LONDON—The world's largest tire makers will be under pressure from investors in 2019 to reverse a slide that has seen share prices decline by about 20-30 percent since the start of last year.
Goodyear suffered the biggest dip in its share price, down 36.6 percent on the NASDAQ in the 12 months to Jan. 7—though the rate of decline seems to have eased in the final two months of 2018.
This is not quite the case for Michelin's share price, which has continued to steadily lose ground since the company downgraded its full-year financial forecasts in August.
The French group has, therefore, a big particularly big task on its hands to arrest a fall of almost a third in its share price since early 2018.
Likewise, Pirelli and Nokian both posted year-on-year falls of around 28 percent in the value of their share prices, as of early January.
While Japanese majors Bridgestone and Sumitomo Rubber have fared better than their western rivals, their share prices still started 2019 about 21 percent lower than a year ago.
As well as uncertainty in world financial markets, the declines seem to reflect global economic slowdown, particularly in China; increasing competition from lower-cost tire manufacturers; and recent rises in crude-oil related costs.

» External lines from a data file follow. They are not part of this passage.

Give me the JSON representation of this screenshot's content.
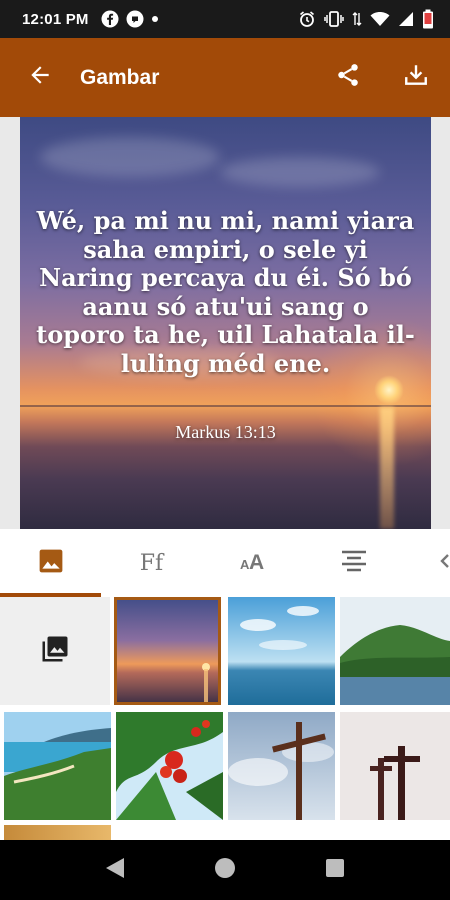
{
  "status_bar": {
    "time": "12:01 PM",
    "left_icons": [
      "facebook-icon",
      "signal-messenger-icon",
      "dot-icon"
    ],
    "right_icons": [
      "alarm-icon",
      "vibrate-icon",
      "data-arrows-icon",
      "wifi-icon",
      "cell-signal-icon",
      "battery-icon"
    ]
  },
  "app_bar": {
    "title": "Gambar",
    "back_icon": "arrow-back-icon",
    "share_icon": "share-icon",
    "download_icon": "download-icon",
    "background_color": "#a24a08"
  },
  "preview": {
    "verse_text": "Wé, pa mi nu mi, nami yiara saha empiri, o sele yi Naring percaya du éi. Só bó aanu só atu'ui sang o toporo ta he, uil Lahatala il-luling méd ene.",
    "reference": "Markus 13:13"
  },
  "tabs": [
    {
      "icon": "image-icon",
      "active": true
    },
    {
      "label": "Ff",
      "icon": "font-family-icon",
      "active": false
    },
    {
      "icon": "text-size-icon",
      "active": false
    },
    {
      "icon": "align-center-icon",
      "active": false
    },
    {
      "icon": "more-tab-icon",
      "active": false
    }
  ],
  "gallery": {
    "pick_icon": "photo-library-icon",
    "images": [
      {
        "name": "sunset-sea",
        "selected": true
      },
      {
        "name": "blue-sea-sky",
        "selected": false
      },
      {
        "name": "green-island",
        "selected": false
      },
      {
        "name": "coastline",
        "selected": false
      },
      {
        "name": "red-flowers-tree",
        "selected": false
      },
      {
        "name": "cross-sky",
        "selected": false
      },
      {
        "name": "crosses-silhouette",
        "selected": false
      }
    ]
  },
  "nav_bar": {
    "icons": [
      "back-triangle-icon",
      "home-circle-icon",
      "recents-square-icon"
    ]
  },
  "colors": {
    "accent": "#a24a08",
    "status_bar": "#1a1a1a",
    "preview_bg": "#e9e9e9"
  }
}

These factors have clouded out the potential contribution to earnings of investments in new technology, increasing regulatory requirements and solid long-term global tire-market fundamentals.